"As principals, we have revived the re-engage committee to deal with the issue of sanctions. A country that produces oil should not be stopped from selling its product.
"I have to thank the ministers that were here and the various ministries for a job well done. We were here on a fact-finding mission and I am impressed with what I saw."
Recent exploration figures at Chiadzwa indicate that the diamond fields cover 120 000 hectares, up from the original figure of 67 000 hectares.
Of the 120 000 hectares, only 33 000 hectares have been allocated to the four mining companies operating there.
Marange Resources have the largest concession of 9 800ha followed by Mbada Diamonds which has 7 540 hectares.
Mbada Diamonds' mining manager, Mr Gerald Sithole, said they were doing further exploration to determine the primary source of the diamonds.
"We are happy to announce that we have since discovered the primary source of diamonds in our concession, but we cannot tell the real value of the diamonds. This is a huge boost to us because most of the companies mining diamonds in neighbouring countries mine it from the primary source.
"Our diamond ore extraction rate is 1, 5 million tonnes per year. Although we are getting the diamonds, our products fetch between $40 and $80 per carat. We will continue using the latest technology on the market so that we harness all the diamonds for the benefit of the country," he said.
At Anjin, Mr Tsvangirai was told that the company had invested $310 million into their operations.
Anjin is now the largest diamond producing company in the world following its acquisition of new Dense Medium Separation.
The Minister of Mines and Mining Development, Dr Obert Mpofu, said diamond auctions had already started and there had been activity at the newly certified diamond mine DMC.
DMC recently sold diamonds worth $30 million.
Dr Mpofu said diamond sales would be high this year as Anjin and MDC would be selling their stockpiles.
"They have placed us on sanctions as we are trying to raise funding through the sale of our diamonds and that is why they are demonising us for trying to fund economic development and improve the lives of our people," he said.
The companies' corporate social responsibility activities also impressed Mr Tsvangirai and Manicaland Provincial Governor, Cde Chris Mushohwe, who was also part of the delegation, said Mbada Diamonds had undertook to upgrade the Odzi-Marange Road from a gravel to a tarred one, while Marange Resources would take over the Bambazonke-Hotsprings Road.
At Arda Transau, the delegation was impressed by the newly constructed houses, schools and clinic.

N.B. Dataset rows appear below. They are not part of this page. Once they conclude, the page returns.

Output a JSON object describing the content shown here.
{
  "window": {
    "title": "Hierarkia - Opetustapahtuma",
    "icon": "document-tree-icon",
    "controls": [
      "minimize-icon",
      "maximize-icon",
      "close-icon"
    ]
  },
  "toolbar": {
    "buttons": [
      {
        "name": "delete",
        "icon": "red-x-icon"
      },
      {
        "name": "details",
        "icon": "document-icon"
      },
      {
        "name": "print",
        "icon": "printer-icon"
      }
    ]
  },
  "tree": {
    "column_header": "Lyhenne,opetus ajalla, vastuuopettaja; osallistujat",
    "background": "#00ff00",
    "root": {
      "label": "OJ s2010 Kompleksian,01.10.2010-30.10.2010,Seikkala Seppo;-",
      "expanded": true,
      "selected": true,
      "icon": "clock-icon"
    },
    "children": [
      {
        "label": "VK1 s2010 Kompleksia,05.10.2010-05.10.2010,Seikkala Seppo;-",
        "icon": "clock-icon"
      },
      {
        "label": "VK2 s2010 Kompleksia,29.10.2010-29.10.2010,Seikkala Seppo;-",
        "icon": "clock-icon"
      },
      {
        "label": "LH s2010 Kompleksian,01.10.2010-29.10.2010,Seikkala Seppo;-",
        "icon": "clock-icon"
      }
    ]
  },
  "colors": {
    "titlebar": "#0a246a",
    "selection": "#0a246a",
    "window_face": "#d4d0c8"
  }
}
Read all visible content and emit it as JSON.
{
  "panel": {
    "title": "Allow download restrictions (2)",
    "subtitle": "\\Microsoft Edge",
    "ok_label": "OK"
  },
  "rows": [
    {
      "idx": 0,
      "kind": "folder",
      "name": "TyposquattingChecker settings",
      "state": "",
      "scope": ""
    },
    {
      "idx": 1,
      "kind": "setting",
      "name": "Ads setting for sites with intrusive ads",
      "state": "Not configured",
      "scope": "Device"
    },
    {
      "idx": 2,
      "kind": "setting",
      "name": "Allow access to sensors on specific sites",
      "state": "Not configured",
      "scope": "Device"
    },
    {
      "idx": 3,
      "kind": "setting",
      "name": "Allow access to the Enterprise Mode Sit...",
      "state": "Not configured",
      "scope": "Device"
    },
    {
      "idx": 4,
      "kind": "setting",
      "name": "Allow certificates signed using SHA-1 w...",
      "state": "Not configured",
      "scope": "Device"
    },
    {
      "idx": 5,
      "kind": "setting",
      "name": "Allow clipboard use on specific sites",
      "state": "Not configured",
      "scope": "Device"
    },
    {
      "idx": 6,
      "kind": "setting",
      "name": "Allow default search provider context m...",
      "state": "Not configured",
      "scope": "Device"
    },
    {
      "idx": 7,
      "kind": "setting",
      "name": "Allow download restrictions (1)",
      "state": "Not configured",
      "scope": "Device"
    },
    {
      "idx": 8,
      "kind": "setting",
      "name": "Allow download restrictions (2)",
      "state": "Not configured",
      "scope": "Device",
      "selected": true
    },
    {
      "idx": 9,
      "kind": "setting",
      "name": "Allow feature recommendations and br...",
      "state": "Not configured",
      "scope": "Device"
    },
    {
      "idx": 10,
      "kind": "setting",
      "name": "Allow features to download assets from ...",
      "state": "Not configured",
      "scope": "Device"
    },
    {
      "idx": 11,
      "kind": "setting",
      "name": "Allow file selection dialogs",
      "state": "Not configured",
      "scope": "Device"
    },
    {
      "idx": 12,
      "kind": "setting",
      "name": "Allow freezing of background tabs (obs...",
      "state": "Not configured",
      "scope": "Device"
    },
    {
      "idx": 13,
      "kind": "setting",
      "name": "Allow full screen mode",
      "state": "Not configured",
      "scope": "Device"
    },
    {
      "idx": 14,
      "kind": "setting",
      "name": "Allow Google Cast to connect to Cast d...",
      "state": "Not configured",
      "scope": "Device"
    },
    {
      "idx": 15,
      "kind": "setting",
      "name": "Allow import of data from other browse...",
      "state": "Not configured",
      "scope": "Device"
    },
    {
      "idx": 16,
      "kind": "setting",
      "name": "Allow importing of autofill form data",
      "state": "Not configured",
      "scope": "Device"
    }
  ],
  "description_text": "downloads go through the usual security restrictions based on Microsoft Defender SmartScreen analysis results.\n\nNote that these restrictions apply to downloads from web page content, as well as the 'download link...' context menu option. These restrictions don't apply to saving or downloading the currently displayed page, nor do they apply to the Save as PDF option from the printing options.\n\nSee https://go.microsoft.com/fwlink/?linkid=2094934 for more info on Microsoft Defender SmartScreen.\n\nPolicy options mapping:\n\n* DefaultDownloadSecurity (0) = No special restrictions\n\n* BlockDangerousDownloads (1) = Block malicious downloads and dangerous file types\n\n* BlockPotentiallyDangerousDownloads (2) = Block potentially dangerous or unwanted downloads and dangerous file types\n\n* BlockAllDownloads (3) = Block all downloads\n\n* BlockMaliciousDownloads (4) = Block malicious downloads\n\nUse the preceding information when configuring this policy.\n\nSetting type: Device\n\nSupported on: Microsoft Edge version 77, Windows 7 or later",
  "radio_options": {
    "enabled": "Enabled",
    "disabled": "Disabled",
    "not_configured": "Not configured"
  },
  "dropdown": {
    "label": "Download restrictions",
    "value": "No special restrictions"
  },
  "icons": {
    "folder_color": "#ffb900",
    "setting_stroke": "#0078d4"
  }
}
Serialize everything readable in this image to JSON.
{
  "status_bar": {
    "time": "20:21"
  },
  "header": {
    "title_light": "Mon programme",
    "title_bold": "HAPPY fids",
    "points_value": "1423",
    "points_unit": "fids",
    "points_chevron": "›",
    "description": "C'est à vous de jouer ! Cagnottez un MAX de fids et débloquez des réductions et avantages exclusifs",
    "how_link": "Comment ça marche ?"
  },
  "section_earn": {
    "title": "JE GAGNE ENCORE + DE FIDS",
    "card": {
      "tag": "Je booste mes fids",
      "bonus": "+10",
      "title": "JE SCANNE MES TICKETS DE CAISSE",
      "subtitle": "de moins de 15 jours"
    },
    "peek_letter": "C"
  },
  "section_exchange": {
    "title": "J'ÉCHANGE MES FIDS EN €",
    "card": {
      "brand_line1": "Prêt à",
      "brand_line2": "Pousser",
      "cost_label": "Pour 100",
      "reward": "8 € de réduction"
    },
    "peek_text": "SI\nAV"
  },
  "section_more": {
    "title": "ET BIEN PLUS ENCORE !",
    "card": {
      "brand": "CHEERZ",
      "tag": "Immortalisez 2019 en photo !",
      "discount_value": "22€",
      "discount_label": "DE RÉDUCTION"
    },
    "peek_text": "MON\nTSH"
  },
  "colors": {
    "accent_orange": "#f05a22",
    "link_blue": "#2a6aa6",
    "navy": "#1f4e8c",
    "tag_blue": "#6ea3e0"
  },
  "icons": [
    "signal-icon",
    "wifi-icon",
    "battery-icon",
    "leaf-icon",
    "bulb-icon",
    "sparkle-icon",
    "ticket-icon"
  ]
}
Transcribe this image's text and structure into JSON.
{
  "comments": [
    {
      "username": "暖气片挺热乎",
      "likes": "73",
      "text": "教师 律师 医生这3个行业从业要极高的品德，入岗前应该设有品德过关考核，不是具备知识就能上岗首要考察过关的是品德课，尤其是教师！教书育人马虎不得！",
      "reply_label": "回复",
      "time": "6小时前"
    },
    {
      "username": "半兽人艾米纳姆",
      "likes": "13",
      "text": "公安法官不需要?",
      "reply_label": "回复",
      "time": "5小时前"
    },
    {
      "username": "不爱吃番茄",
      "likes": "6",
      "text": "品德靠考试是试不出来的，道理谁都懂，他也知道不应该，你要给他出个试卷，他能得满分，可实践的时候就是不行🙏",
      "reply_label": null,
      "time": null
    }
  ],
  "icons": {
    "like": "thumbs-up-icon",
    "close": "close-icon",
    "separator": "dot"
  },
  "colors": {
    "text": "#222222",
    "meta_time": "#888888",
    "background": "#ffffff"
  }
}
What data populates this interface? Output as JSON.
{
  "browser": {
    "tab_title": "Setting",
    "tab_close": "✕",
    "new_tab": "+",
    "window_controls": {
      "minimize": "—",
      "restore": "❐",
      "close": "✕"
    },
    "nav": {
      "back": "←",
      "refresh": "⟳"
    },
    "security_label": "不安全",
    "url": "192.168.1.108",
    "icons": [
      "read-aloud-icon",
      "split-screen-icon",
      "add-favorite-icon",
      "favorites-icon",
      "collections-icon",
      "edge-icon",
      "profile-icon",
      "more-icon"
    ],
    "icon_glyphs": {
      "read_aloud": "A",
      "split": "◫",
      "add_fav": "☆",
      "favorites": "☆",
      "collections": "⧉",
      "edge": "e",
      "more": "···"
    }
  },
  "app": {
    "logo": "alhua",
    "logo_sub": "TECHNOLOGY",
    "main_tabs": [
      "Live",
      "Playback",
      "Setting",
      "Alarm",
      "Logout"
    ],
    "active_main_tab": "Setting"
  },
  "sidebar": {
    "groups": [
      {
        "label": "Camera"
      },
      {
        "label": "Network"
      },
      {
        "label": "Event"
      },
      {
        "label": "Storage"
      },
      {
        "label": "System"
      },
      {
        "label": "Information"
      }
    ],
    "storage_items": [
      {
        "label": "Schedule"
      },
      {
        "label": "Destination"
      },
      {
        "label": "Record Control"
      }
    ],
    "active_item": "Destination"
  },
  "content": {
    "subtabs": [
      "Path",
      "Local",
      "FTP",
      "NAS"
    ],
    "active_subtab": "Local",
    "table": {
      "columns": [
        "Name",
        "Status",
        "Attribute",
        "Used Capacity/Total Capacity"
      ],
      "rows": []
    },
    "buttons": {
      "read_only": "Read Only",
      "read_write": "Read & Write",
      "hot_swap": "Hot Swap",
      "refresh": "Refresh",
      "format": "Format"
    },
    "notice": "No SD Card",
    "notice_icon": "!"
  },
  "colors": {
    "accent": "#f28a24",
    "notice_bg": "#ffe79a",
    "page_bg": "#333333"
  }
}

Speaking after the tour, Mr Tsvangirai said: "African countries always suffer a curse when it comes to the discovery of diamonds and oil. The discovery of diamonds in Zimbabwe is not a curse, but a blessing to our country's economic opportunities.
"Each and every Zimbabwean should benefit. Since the discovery of the diamonds, the biggest debate in Cabinet was centred on accusing Minister Mpofu of not being transparent on what is happening at Chiadzwa.
"This country is a blessed one and there should be transparency in the way we exploit our resources, marketing and investments.
"I am impressed with the new houses I saw today. We should not reproduce the same pole and dagga houses, which people were staying in before being relocated. From now onwards this should be a thing of the past. The houses here should be used as a resettlement model for all companies wanting to invest in Zimbabwe. Companies should build modern houses for the people," he said.
Mr Tsvangirai said there was no reason why Zimbabwe's economy should not take off.
Mr Tsvangirai was also accompanied by the Deputy Prime Minister, Professor Arthur Mutambara, Minister of Agriculture, Mechanisation and Irrigation Development, Dr Joseph Made, Minister of Finance, Mr Tendai Biti, Minister of Economic Planning and Investment Promotion, Mr Tapiwa Mashakada, Minister of Labour and Social Services, Ms Paurina Mpariwa and Minister of Housing and Social Amenities, Mr Giles Mutsekwa.